I'm sure poeple has posted this question before here, but I couldn't really find a tread that answer my query..
I am an independent filmmaker and I'm currently looking for some reasonable lighting equipment to start off with. I am doing simple commercials, promovideos and interviews. I'm also working with greenscreen. I'm currently looking in the pricerange around $500 and the kit needs to be moveable. I found this kit while looking online:
Would anyone recommend this kit for this pricerange or are there other products which is more value for money? Any input is preciated!
That's not what I would recommend for your needs. But your budget is also too small to do everything right, from the outset.
My first advice to you is to rent the right lights as each job comes along, and build the rental cost into the cost of the job, plus a little extra, to go into a bank account for your eventual purchases. $500 won't buy beans for a lighting kit, but will rent an excellent one, a time or two.
Assuming though that you cannot rent, what I would advise in that respect is,
1. a pair of big softboxes. You would use these for lighting the green screen, and when not using them for green screen, they will be excellent key lights for interviews and stand-ups. One large softlight and a reflective bounce card on the opposite side for fill will make a nice setup for easy interviews. I always suggest the Lowel Rifalight as a softbank. Fast and easy to use and you can't screw it up. An alternative is to use a spotlight with an attachment called a "speed ring" and some flexible rods and a baglike attachment called a Chimera, to create the same effect. Frankly, I think those are more bother than the Rifa, but if you already have a good spotlight, a Chimera attached to that gets you a softbank for less money than an entire separate fixture.
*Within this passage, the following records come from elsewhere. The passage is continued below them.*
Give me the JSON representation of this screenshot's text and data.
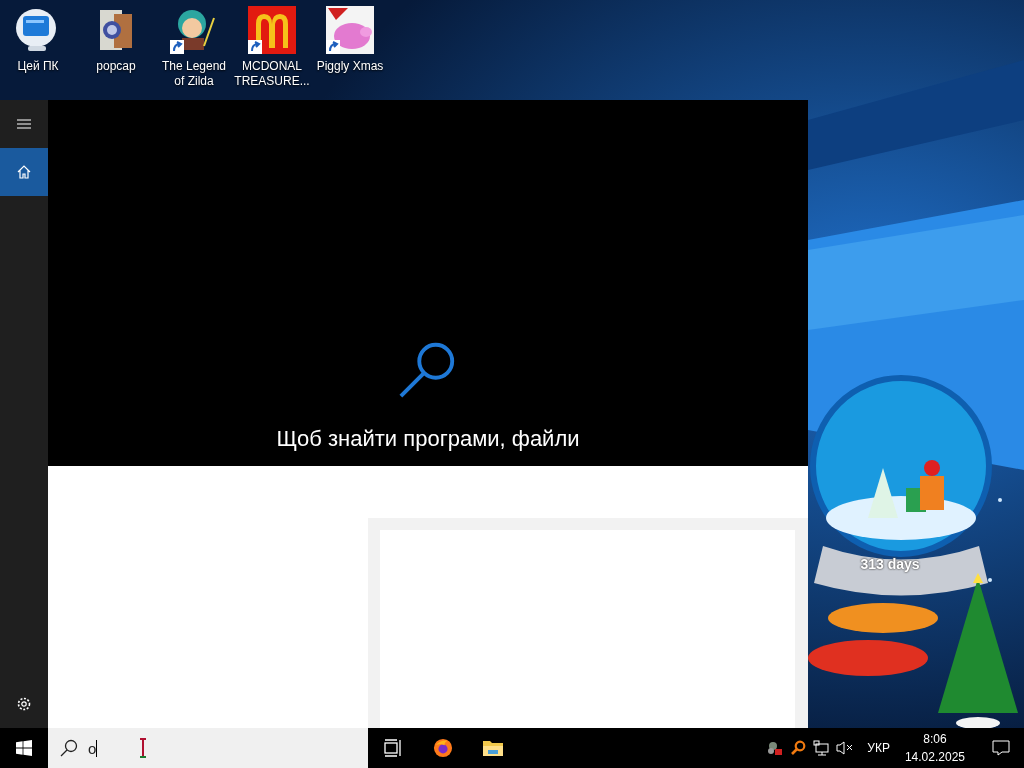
{
  "desktop_icons": [
    {
      "label": "Цей ПК",
      "kind": "computer",
      "shortcut": false
    },
    {
      "label": "popcap",
      "kind": "folder",
      "shortcut": false
    },
    {
      "label": "The Legend of Zilda",
      "kind": "game",
      "shortcut": true
    },
    {
      "label": "MCDONAL TREASURE...",
      "kind": "arches",
      "shortcut": true
    },
    {
      "label": "Piggly Xmas",
      "kind": "pig",
      "shortcut": true
    }
  ],
  "start_menu": {
    "rail": [
      {
        "kind": "menu",
        "selected": false
      },
      {
        "kind": "home",
        "selected": true
      }
    ],
    "rail_bottom": [
      {
        "kind": "settings",
        "selected": false
      }
    ],
    "search_hint": "Щоб знайти програми, файли"
  },
  "gadget": {
    "label": "313 days"
  },
  "taskbar": {
    "search": {
      "value": "o"
    },
    "apps": [
      {
        "kind": "task-view"
      },
      {
        "kind": "firefox"
      },
      {
        "kind": "explorer"
      }
    ],
    "tray": {
      "icons": [
        {
          "kind": "app"
        },
        {
          "kind": "search"
        },
        {
          "kind": "network"
        },
        {
          "kind": "volume",
          "muted": true
        }
      ],
      "language": "УКР",
      "time": "8:06",
      "date": "14.02.2025"
    }
  }
}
2. one or more open-faced halogen lights, or fresnel fixtures as a "hard" light that is focusable. When shooting green screen, these will be your key and fill sources while the soft boxes wash the green screen with a flat, even light.
You *could* use long fluorescent tubes to illuminate the green, but the softlights described above have more uses so I think you get more value for your dollar that way.
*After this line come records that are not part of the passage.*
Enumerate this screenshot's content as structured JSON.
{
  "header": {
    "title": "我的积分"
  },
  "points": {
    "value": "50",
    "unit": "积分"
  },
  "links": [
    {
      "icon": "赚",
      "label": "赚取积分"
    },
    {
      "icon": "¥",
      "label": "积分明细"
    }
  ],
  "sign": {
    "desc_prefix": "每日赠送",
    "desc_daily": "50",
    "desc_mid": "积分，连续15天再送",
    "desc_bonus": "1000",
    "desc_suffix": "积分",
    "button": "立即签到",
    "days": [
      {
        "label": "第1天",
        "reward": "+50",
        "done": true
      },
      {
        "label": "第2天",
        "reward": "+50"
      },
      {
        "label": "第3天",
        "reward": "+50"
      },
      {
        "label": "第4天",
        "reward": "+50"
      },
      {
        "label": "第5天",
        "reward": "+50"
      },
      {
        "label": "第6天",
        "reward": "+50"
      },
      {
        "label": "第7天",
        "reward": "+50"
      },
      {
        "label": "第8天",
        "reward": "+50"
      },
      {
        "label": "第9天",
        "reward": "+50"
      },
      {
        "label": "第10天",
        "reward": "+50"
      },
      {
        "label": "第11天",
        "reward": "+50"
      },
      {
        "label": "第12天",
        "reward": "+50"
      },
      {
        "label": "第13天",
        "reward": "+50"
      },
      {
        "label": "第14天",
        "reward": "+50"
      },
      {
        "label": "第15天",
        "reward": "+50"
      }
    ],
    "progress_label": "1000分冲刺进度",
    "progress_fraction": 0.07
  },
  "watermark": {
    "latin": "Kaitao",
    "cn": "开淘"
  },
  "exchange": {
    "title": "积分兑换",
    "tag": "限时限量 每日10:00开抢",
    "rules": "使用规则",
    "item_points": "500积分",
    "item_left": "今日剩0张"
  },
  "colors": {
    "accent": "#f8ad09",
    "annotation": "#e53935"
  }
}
My kit that I use regularly is a Lowel make-your-own kit. It's a suitcase that contains three Lowel omi pro lights, and one Lowel Tota-light., four light stands, barn door units, gel frames, reflective umbrellas that plug into any of these lights to turn them into a softlight. The RifaLight is carried in a separate bag.
That kit was expensive when bought new. But it has been in use every week for over twenty years, so when you divide $2k into that amount of time, it cost me 2 cents per day to own. You can get along great with rentals for a short time, but my rule about rentals is that if you rent it more than ten times a year, you should just buy whatever it is, as it will end up cheaper. A quality light also retains resale value so you'll get a good portion of your money back if you decide to cash out some time. You can start your kit with used pro gear from reputable sources.
Yes, you can use your $500 to go buy some crappy Home Depot lights, and spend a lot of effort adding barn doors and flags to them, but they will still only be middling useable, and they will not impress paying clients. Don't do that for more than a year.
Save up money, rent where you can, pass on the costs to the customer, and add a markup so you can build your owen kit up, a piece at a time.
Thanks for your long detailed reply. I am starting to build up a collection of lights, you know some say its like collecting stamps! I guess its a bit more interesting though! I know it takes some time to gather over the years and I would still rent bits and bobs here and there.
Things is, I live in Norway and I'm going over to the states for a few weeks in November and I want to pick up some light gear while I'm there. A sort of lighting foundation so to speak! I will have a look on those you recommended and do some browsing on B&H until then. Have a good day!